“Now, in a Grand Slam and against a very good player, it was exciting and a very big challenge for him. It also became an accelerated course for Jurij, for him to learn and be able to discover things that he knew he was able to achieve. These are signs that will be very valuable in the future.”
Rodionov points to Frana after punching his Roland Garros ticket from qualifying.
Under Frana’s tutelage, Rodionov understands that a match like this will benefit his progression in the long run. The Austrian faced a season’s worth of adversity in the span of four hours and 36 minutes. From trailing by two sets to none, to facing a match point in the third set tie-break, to failing to serve out the encounter on two occasions and seeing six match points slip away in the deciding set, it made Rodionov dig deep like never before. And it forced him to summon all those lessons learned under Frana in his breakthrough month of February on the Challenger circuit.
“When I was two sets down, I just wanted to enjoy it. I think I was more relaxed knowing that it could have been my last set. I started hitting bigger and was risking more. It was my first Grand Slam, so I’d be stupid to not fight for it. I wanted to take every chance I could get.”
When asked if any doubts crept into his mind after six match points came and went, Rodionov did not hesitate.
“I thought that after my first match point. It was 40/15 on my serve at 5-4 in the fifth set. Until that point, I was playing very solid and serving good and stepping into the court. Then suddenly it was match point and I started to push the ball. I thought to myself, ‘This can’t be happening, what am I doing?’ I was so tight. I could barely hit my serve. But I kept telling myself to play my game and stay solid. Luckily, on the seventh try I got through.”
Rodionov has Belarusian heritage in his blood. His parents, Sergui and Galina, are natives of Belarus and moved to Nuremberg, Germany in 1996. Three years later, Jurij was born.
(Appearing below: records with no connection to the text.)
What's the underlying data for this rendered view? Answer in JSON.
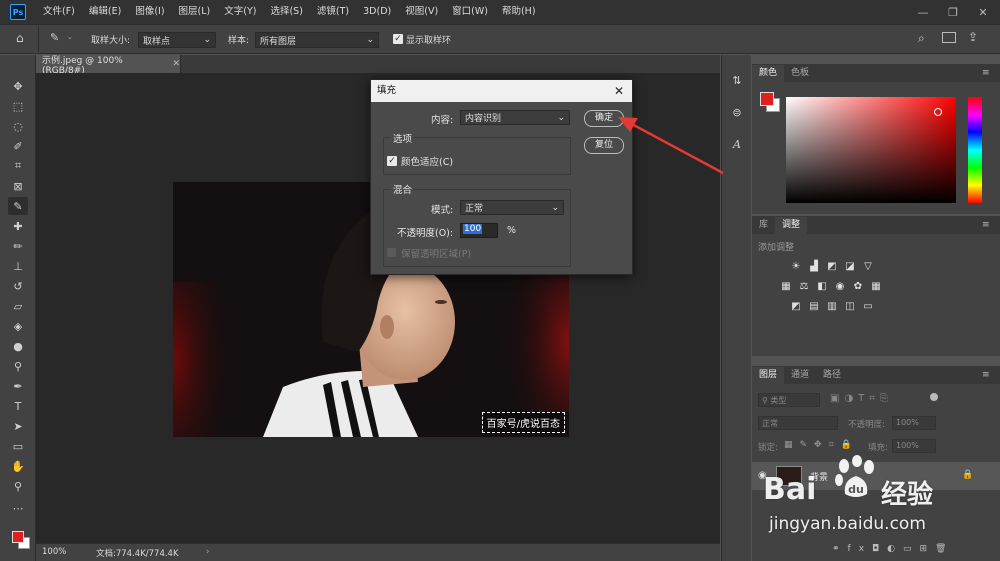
{
  "app": {
    "logo": "Ps",
    "menu": [
      "文件(F)",
      "编辑(E)",
      "图像(I)",
      "图层(L)",
      "文字(Y)",
      "选择(S)",
      "滤镜(T)",
      "3D(D)",
      "视图(V)",
      "窗口(W)",
      "帮助(H)"
    ]
  },
  "options": {
    "sample_size_label": "取样大小:",
    "sample_size_value": "取样点",
    "sample_label": "样本:",
    "sample_value": "所有图层",
    "show_ring_label": "显示取样环"
  },
  "document": {
    "tab_title": "示例.jpeg @ 100%(RGB/8#)",
    "watermark_text": "百家号/虎说百态",
    "zoom": "100%",
    "doc_info": "文档:774.4K/774.4K"
  },
  "panels": {
    "color_tabs": [
      "颜色",
      "色板"
    ],
    "adjust_tabs": [
      "库",
      "调整"
    ],
    "add_adjustment": "添加调整",
    "layer_tabs": [
      "图层",
      "通道",
      "路径"
    ],
    "kind_filter": "类型",
    "blend_mode": "正常",
    "opacity_label": "不透明度:",
    "opacity_value": "100%",
    "lock_label": "锁定:",
    "fill_label": "填充:",
    "fill_value": "100%",
    "layer_name": "背景"
  },
  "dialog": {
    "title": "填充",
    "content_label": "内容:",
    "content_value": "内容识别",
    "options_group": "选项",
    "color_adapt_label": "颜色适应(C)",
    "blend_group": "混合",
    "mode_label": "模式:",
    "mode_value": "正常",
    "opacity_label": "不透明度(O):",
    "opacity_value": "100",
    "percent": "%",
    "preserve_label": "保留透明区域(P)",
    "ok_label": "确定",
    "reset_label": "复位"
  },
  "baidu_watermark": {
    "brand_left": "Bai",
    "brand_right": "经验",
    "url": "jingyan.baidu.com"
  },
  "colors": {
    "foreground": "#e02020",
    "background": "#ffffff",
    "arrow": "#e53935"
  }
}
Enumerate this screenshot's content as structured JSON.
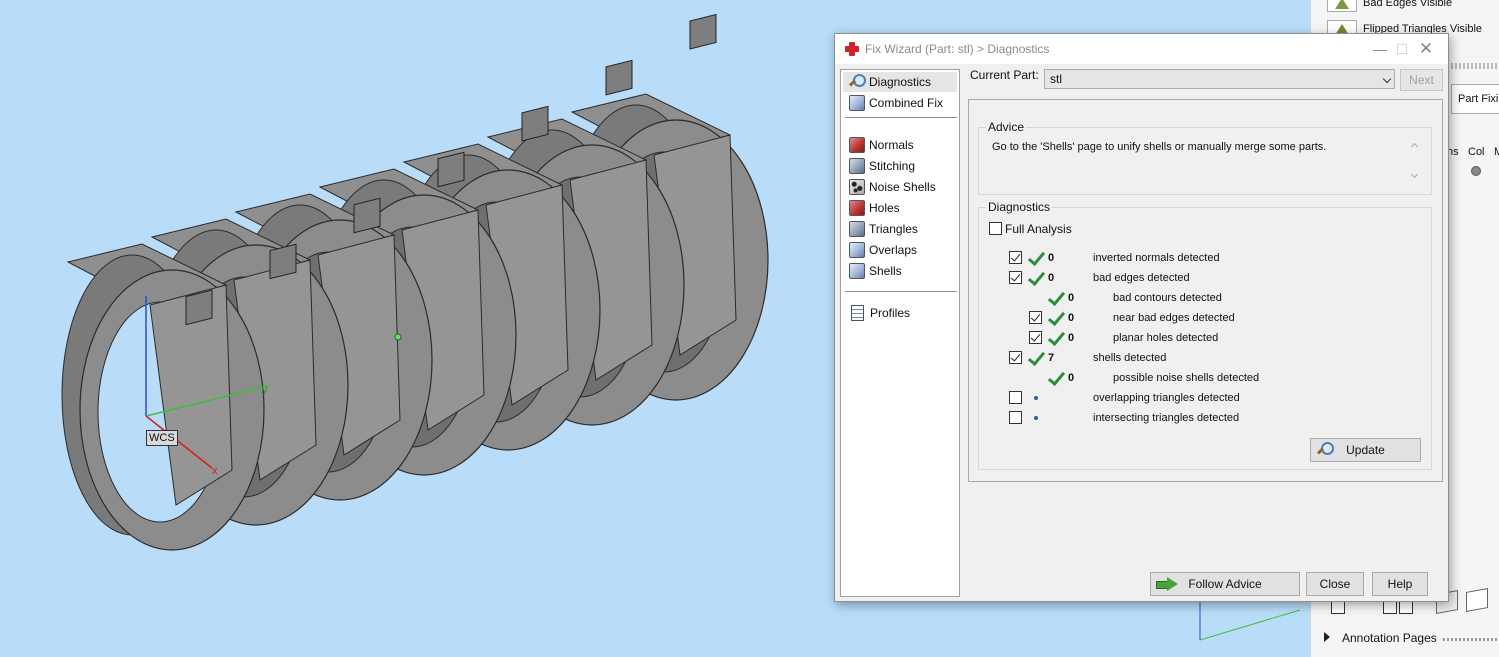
{
  "viewport": {
    "wcs_label": "WCS",
    "axis_x": "x",
    "axis_y": "y"
  },
  "side_panel": {
    "item1": "Bad Edges Visible",
    "item2": "Flipped Triangles Visible",
    "part_fixing": "Part Fixi",
    "col_ns": "ns",
    "col_col": "Col",
    "col_m": "M",
    "annotation_pages": "Annotation Pages"
  },
  "dialog": {
    "title": "Fix Wizard (Part: stl) > Diagnostics",
    "nav": {
      "diagnostics": "Diagnostics",
      "combined_fix": "Combined Fix",
      "normals": "Normals",
      "stitching": "Stitching",
      "noise_shells": "Noise Shells",
      "holes": "Holes",
      "triangles": "Triangles",
      "overlaps": "Overlaps",
      "shells": "Shells",
      "profiles": "Profiles"
    },
    "current_part_label": "Current Part:",
    "current_part_value": "stl",
    "next_label": "Next",
    "advice_title": "Advice",
    "advice_text": "Go to the 'Shells' page to unify shells or manually merge some parts.",
    "diagnostics_title": "Diagnostics",
    "full_analysis_label": "Full Analysis",
    "rows": [
      {
        "count": "0",
        "text": "inverted normals detected"
      },
      {
        "count": "0",
        "text": "bad edges detected"
      },
      {
        "count": "0",
        "text": "bad contours detected"
      },
      {
        "count": "0",
        "text": "near bad edges detected"
      },
      {
        "count": "0",
        "text": "planar holes detected"
      },
      {
        "count": "7",
        "text": "shells detected"
      },
      {
        "count": "0",
        "text": "possible noise shells detected"
      },
      {
        "count": "",
        "text": "overlapping triangles detected"
      },
      {
        "count": "",
        "text": "intersecting triangles detected"
      }
    ],
    "update_label": "Update",
    "follow_advice_label": "Follow Advice",
    "close_label": "Close",
    "help_label": "Help"
  }
}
They relocated to Austria soon after.
One of just five players with multiple Challenger titles this year, Rodionov is hoping to continue his push towards the year-end Top 100 at Roland Garros. Next up is a second-round encounter against Norbert Gombos on Court 11 on Wednesday. It will be their first meeting.
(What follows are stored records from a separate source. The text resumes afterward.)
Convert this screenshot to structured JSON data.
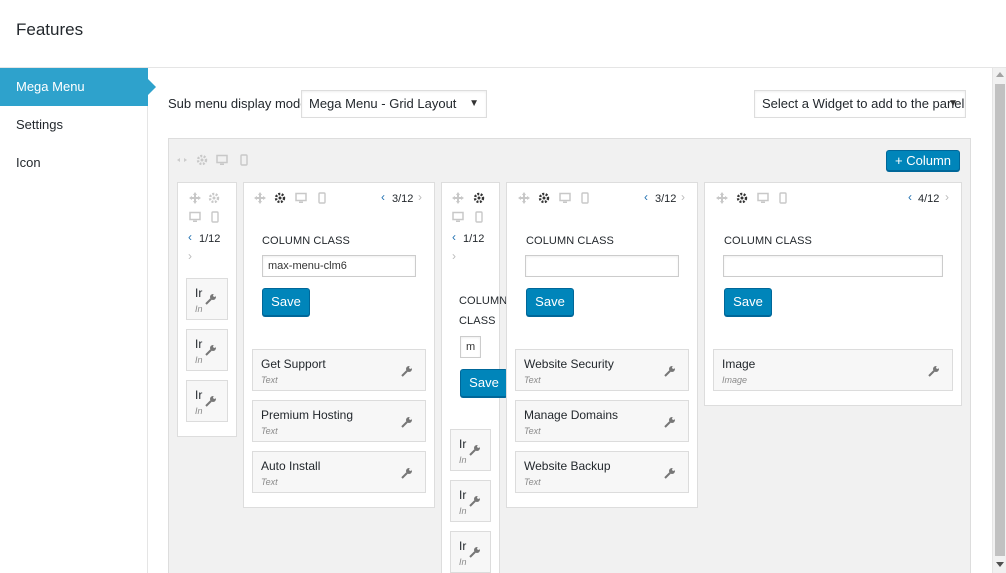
{
  "header": {
    "title": "Features"
  },
  "sidebar": {
    "items": [
      {
        "label": "Mega Menu",
        "active": true
      },
      {
        "label": "Settings",
        "active": false
      },
      {
        "label": "Icon",
        "active": false
      }
    ]
  },
  "controls": {
    "display_mode_label": "Sub menu display mode",
    "display_mode_value": "Mega Menu - Grid Layout",
    "widget_select_value": "Select a Widget to add to the panel"
  },
  "grid": {
    "add_column_label": "+ Column",
    "column_class_label": "COLUMN CLASS",
    "save_label": "Save",
    "columns": [
      {
        "width": "1/12",
        "widgets": [
          {
            "title": "Ir",
            "type": "In"
          },
          {
            "title": "Ir",
            "type": "In"
          },
          {
            "title": "Ir",
            "type": "In"
          }
        ]
      },
      {
        "width": "3/12",
        "class_value": "max-menu-clm6",
        "widgets": [
          {
            "title": "Get Support",
            "type": "Text"
          },
          {
            "title": "Premium Hosting",
            "type": "Text"
          },
          {
            "title": "Auto Install",
            "type": "Text"
          }
        ]
      },
      {
        "width": "1/12",
        "label_line1": "COLUMN",
        "label_line2": "CLASS",
        "class_value": "m",
        "widgets": [
          {
            "title": "Ir",
            "type": "In"
          },
          {
            "title": "Ir",
            "type": "In"
          },
          {
            "title": "Ir",
            "type": "In"
          }
        ]
      },
      {
        "width": "3/12",
        "class_value": "",
        "widgets": [
          {
            "title": "Website Security",
            "type": "Text"
          },
          {
            "title": "Manage Domains",
            "type": "Text"
          },
          {
            "title": "Website Backup",
            "type": "Text"
          }
        ]
      },
      {
        "width": "4/12",
        "class_value": "",
        "widgets": [
          {
            "title": "Image",
            "type": "Image"
          }
        ]
      }
    ]
  },
  "icons": {
    "move": "move-icon",
    "gear": "gear-icon",
    "desktop": "desktop-icon",
    "mobile": "mobile-icon",
    "wrench": "wrench-icon",
    "collapse": "collapse-icon"
  },
  "colors": {
    "accent": "#2ea2cc",
    "button": "#0085ba",
    "link": "#2271b1"
  }
}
“I’m very proud of myself, but I’m still in the tournament and I have a lot of chances to achieve more. Now I’m focusing on what to do next, rather than how well I did in the first round. After the week, I will look back on my accomplishments, but now I am looking forward to Wednesday. Step-by-step, match-by-match.”